- _Work to be completed_
The answer must consist of every line in the data below that holds the word "Registration".
════════
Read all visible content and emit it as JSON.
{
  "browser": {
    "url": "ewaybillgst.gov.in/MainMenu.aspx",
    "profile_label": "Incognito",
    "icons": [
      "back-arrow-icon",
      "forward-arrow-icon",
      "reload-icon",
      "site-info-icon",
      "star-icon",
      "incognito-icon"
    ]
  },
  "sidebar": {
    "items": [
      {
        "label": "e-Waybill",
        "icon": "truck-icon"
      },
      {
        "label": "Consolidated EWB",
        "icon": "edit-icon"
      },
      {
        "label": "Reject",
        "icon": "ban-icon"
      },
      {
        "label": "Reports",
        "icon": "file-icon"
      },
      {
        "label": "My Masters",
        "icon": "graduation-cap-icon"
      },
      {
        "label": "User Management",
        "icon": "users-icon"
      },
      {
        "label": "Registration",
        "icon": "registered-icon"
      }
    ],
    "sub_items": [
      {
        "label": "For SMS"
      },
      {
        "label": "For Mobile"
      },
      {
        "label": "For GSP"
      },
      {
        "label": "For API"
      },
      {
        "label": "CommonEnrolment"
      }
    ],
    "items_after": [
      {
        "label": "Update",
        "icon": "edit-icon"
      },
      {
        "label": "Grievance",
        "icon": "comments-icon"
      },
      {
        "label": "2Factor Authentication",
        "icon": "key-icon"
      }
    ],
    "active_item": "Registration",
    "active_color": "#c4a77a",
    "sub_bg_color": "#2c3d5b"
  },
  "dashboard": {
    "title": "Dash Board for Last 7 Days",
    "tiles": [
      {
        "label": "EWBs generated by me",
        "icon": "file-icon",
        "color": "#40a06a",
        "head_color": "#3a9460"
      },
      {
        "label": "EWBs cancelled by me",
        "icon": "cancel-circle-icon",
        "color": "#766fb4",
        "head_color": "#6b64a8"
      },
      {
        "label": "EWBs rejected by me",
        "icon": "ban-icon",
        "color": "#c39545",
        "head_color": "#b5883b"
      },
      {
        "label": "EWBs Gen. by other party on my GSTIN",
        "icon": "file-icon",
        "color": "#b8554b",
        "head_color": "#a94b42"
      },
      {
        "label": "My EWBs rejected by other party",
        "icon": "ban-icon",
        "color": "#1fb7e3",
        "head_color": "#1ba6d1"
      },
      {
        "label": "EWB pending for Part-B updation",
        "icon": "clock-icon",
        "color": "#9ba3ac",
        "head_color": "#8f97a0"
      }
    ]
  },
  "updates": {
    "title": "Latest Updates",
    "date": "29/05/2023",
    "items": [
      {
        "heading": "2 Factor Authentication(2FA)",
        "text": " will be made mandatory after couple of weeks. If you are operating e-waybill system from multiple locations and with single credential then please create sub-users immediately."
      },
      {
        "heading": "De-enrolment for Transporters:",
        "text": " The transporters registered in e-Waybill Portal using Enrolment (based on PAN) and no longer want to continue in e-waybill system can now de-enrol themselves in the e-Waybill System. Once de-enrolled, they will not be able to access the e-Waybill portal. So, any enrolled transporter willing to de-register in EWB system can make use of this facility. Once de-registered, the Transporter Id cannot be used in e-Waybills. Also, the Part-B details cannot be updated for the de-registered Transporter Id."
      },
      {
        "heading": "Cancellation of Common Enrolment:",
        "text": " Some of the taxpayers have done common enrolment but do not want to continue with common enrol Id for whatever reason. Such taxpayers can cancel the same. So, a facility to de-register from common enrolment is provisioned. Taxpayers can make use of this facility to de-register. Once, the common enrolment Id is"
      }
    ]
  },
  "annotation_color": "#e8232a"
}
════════
- _Answer to this exercise_
        "label": "Registration",
    "active_item": "Registration",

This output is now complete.